* WORK ORDER
What lines of the data hold the string "title"? Copy them all.

=== RECORD EXTRACTS ===

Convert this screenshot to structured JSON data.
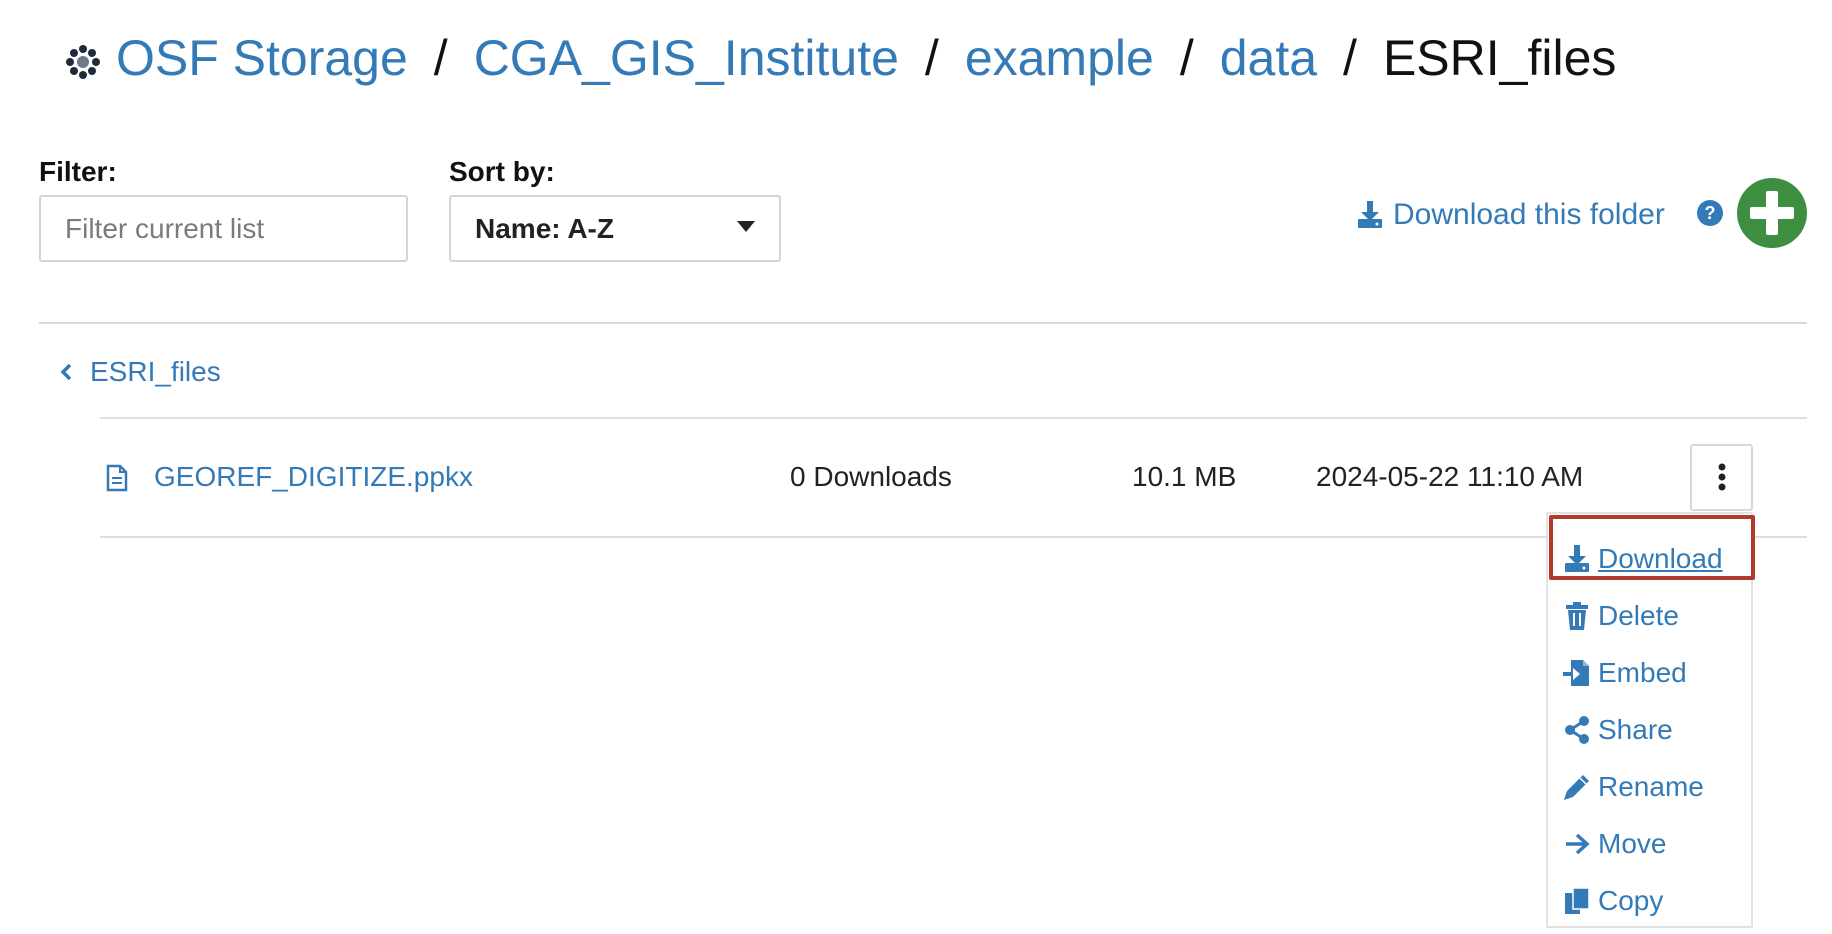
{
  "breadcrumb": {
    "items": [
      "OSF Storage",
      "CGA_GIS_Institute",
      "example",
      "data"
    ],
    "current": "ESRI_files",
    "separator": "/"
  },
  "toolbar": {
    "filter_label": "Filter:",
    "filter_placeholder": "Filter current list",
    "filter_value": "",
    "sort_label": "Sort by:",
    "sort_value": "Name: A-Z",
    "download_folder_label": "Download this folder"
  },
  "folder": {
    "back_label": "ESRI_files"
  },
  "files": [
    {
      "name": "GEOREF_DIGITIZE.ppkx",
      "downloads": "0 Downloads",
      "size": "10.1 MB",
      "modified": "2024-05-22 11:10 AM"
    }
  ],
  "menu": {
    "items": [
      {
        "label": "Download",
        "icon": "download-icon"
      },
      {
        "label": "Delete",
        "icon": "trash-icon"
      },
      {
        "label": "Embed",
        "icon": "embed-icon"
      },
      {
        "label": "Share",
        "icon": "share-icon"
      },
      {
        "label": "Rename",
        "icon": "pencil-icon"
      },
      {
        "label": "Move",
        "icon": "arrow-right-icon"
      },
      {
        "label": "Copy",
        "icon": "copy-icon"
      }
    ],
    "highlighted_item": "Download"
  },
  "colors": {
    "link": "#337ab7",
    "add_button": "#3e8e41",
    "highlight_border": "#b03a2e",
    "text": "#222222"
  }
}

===
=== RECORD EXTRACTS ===

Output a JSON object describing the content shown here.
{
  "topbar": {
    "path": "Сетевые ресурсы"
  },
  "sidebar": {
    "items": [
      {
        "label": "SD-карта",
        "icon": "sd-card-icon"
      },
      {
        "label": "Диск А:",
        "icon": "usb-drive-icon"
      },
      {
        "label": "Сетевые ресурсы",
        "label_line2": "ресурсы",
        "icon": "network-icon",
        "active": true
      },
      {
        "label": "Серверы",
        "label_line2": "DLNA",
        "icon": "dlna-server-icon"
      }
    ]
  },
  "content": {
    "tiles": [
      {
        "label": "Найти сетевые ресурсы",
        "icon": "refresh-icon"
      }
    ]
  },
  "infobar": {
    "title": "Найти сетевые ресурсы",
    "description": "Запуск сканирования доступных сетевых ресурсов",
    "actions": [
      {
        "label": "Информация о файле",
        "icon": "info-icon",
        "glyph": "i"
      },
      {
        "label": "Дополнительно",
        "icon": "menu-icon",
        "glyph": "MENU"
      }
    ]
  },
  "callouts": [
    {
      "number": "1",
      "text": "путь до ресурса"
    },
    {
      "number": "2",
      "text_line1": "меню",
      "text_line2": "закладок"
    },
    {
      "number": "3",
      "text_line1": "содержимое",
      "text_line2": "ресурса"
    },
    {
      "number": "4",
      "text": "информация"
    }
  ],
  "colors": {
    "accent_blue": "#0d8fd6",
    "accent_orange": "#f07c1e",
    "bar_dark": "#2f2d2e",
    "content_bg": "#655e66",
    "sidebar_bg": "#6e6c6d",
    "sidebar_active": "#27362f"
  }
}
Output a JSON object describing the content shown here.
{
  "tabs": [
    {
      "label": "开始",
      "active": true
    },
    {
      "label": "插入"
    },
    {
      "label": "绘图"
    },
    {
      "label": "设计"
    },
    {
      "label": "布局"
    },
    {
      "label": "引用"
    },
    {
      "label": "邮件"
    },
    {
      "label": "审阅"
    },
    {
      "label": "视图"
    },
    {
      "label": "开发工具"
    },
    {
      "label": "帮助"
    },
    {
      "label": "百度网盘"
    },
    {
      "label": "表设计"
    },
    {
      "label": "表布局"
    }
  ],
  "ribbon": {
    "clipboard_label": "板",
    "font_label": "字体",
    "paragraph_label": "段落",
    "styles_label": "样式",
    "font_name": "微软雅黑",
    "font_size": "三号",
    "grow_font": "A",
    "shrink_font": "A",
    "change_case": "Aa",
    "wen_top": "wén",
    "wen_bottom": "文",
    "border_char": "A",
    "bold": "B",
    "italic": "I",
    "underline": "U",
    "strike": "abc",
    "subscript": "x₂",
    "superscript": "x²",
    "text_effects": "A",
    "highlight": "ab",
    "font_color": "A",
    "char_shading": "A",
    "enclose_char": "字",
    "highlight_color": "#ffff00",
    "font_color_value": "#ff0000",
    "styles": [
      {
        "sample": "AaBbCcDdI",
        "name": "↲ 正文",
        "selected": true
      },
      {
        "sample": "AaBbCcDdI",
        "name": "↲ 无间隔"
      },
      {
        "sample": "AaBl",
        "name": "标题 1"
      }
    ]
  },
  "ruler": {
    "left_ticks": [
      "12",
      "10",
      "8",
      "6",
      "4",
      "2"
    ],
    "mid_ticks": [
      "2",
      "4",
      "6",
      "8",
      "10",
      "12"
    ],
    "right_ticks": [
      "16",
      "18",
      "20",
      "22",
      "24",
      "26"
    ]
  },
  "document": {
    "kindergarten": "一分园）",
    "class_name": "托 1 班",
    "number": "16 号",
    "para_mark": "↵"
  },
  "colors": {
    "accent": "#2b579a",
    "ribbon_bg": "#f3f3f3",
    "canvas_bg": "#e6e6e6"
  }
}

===
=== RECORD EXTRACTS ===

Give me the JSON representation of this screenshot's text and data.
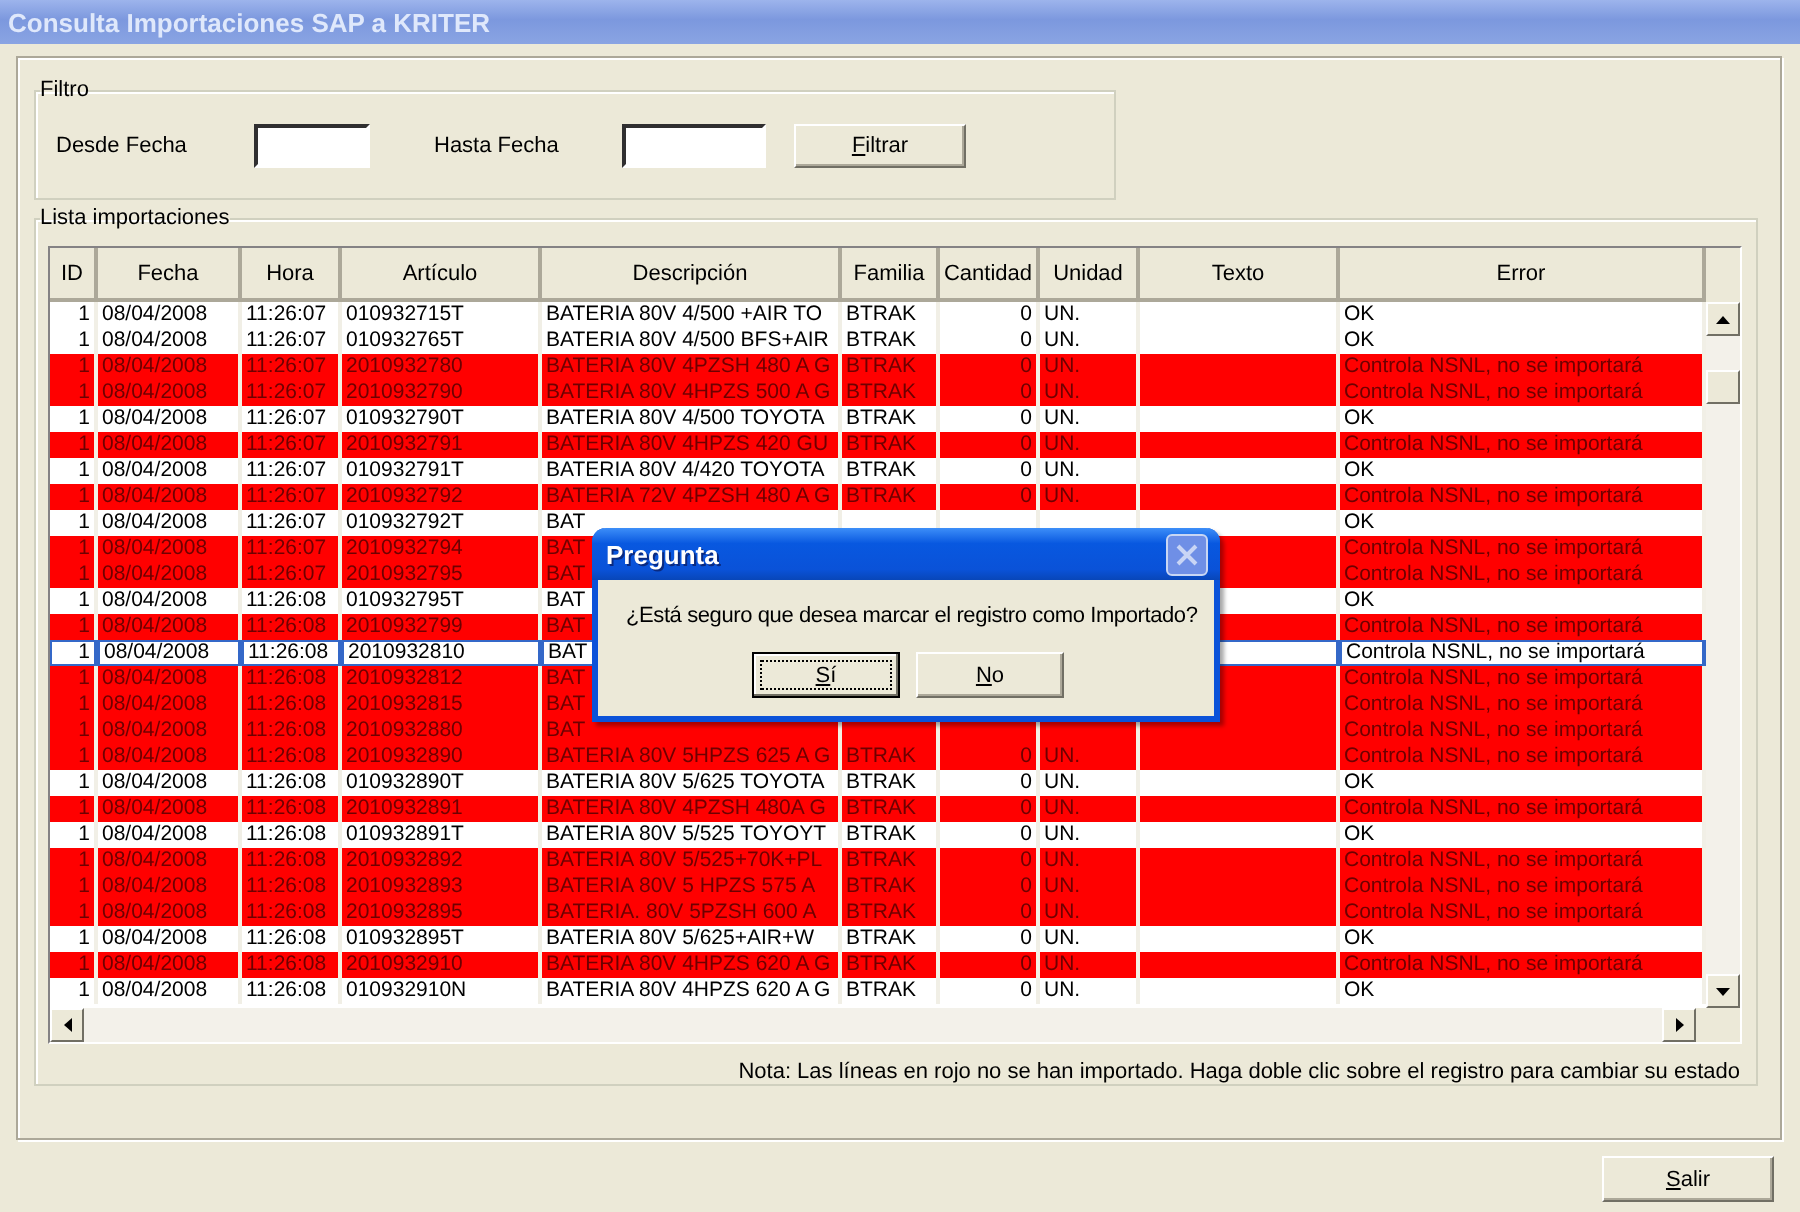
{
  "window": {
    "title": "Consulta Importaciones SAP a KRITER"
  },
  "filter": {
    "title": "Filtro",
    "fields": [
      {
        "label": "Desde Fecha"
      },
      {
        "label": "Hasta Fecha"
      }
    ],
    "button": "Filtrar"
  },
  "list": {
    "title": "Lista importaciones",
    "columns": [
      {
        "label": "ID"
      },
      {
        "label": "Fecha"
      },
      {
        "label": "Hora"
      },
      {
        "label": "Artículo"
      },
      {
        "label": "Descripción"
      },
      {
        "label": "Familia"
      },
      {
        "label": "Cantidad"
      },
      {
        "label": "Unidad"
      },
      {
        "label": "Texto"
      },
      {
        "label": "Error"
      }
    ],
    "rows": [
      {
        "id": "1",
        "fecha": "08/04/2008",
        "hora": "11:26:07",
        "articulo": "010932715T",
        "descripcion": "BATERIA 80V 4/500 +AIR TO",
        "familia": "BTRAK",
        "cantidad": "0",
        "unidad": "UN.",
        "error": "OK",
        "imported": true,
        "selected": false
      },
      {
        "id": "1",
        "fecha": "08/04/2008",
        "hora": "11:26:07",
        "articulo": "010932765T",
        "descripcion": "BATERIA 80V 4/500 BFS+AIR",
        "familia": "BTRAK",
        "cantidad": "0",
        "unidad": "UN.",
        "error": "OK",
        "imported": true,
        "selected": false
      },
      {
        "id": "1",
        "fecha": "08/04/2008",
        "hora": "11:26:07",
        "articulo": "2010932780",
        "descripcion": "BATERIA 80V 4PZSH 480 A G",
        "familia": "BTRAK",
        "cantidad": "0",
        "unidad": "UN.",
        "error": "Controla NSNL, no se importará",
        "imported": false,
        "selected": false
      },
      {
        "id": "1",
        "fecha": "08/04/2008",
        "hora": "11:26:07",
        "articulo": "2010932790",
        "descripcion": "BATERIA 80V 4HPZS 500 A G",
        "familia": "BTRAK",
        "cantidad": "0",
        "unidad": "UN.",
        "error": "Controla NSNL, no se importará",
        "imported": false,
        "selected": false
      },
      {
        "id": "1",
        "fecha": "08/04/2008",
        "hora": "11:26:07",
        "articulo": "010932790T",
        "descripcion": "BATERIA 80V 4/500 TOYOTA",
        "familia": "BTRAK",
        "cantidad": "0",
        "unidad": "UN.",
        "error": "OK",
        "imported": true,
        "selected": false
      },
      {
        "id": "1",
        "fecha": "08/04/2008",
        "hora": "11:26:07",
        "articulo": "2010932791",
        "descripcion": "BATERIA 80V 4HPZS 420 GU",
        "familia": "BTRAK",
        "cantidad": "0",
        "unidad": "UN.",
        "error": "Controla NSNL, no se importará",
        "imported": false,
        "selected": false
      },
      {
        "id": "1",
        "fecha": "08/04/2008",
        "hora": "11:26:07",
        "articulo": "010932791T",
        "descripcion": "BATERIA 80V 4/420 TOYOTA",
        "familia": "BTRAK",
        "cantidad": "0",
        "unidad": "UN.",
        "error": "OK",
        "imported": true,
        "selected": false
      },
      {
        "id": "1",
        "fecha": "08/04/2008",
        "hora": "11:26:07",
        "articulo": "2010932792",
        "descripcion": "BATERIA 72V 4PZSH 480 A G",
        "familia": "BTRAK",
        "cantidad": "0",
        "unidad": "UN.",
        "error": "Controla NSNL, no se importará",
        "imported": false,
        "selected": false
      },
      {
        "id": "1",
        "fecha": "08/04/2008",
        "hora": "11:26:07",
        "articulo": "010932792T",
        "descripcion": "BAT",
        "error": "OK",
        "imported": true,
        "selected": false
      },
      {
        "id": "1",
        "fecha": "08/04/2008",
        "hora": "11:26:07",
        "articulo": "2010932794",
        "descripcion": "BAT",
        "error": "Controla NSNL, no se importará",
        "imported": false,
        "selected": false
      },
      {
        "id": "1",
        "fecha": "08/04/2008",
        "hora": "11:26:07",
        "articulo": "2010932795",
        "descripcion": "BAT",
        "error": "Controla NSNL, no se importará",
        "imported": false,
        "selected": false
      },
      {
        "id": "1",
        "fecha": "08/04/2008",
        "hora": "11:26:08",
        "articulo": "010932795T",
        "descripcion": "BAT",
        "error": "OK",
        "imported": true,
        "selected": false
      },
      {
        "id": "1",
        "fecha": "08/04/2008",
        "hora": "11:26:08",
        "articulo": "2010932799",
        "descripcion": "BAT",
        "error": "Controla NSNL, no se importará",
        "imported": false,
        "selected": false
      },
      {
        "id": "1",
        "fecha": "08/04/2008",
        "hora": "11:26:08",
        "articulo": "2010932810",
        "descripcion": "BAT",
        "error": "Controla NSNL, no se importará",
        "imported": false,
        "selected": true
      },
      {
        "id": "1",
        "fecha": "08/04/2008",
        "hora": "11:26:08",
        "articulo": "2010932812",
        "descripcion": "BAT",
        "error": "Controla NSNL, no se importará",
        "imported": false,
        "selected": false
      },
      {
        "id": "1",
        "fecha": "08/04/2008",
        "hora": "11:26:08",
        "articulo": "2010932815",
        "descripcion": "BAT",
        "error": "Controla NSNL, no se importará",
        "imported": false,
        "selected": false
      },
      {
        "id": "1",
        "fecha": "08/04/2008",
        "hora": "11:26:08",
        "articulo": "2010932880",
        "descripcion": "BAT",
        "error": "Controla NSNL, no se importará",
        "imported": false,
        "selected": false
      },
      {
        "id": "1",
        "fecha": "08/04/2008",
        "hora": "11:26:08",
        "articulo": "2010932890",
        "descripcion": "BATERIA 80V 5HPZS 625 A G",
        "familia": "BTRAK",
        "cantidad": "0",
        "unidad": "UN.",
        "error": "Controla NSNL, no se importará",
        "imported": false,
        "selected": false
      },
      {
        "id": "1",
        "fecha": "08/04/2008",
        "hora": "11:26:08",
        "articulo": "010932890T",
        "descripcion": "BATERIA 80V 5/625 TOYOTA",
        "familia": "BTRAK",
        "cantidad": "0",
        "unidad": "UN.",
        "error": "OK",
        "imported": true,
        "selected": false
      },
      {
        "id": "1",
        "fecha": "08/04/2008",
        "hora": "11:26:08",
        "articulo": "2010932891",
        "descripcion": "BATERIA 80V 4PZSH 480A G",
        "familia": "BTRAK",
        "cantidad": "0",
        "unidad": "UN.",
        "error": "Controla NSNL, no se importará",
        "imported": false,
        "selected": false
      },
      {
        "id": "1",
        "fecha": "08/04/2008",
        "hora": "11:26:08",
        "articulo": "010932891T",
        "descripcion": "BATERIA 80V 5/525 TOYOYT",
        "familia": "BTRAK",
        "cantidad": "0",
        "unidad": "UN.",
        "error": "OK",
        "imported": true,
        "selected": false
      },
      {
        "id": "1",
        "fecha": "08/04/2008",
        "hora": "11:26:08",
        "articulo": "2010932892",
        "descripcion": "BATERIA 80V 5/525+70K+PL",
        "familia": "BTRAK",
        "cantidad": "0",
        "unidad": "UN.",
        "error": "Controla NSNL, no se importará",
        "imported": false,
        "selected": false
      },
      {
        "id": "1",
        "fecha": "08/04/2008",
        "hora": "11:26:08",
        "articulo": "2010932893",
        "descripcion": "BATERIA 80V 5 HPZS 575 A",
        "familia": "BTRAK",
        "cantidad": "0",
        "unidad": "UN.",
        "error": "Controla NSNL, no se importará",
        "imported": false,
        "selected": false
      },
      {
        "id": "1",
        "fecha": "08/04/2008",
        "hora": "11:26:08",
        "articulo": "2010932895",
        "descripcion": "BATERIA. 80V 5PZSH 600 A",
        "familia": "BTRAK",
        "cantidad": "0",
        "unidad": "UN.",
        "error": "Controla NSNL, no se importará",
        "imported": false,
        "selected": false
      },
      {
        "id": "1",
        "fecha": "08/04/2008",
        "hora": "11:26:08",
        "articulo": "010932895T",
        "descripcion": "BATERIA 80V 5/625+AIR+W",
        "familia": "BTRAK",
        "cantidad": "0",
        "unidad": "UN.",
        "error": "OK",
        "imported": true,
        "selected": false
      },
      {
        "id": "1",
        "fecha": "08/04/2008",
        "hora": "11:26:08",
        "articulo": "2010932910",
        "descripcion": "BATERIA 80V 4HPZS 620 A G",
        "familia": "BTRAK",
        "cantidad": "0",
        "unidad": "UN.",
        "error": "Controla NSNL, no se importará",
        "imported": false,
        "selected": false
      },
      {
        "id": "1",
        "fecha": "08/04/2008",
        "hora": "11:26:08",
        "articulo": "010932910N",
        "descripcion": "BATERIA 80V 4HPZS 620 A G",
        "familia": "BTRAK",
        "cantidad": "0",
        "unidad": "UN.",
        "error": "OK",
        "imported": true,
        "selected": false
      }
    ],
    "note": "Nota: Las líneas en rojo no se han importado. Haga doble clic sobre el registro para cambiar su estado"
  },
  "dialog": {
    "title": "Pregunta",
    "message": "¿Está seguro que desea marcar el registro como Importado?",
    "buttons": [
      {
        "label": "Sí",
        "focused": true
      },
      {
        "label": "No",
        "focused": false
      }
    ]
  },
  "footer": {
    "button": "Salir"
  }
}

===

* RESPONSE TO THIS EXERCISE
    "title": "Найти сетевые ресурсы",
    "title": "Consulta Importaciones SAP a KRITER"
    "title": "Filtro",
    "title": "Lista importaciones",
    "title": "Pregunta",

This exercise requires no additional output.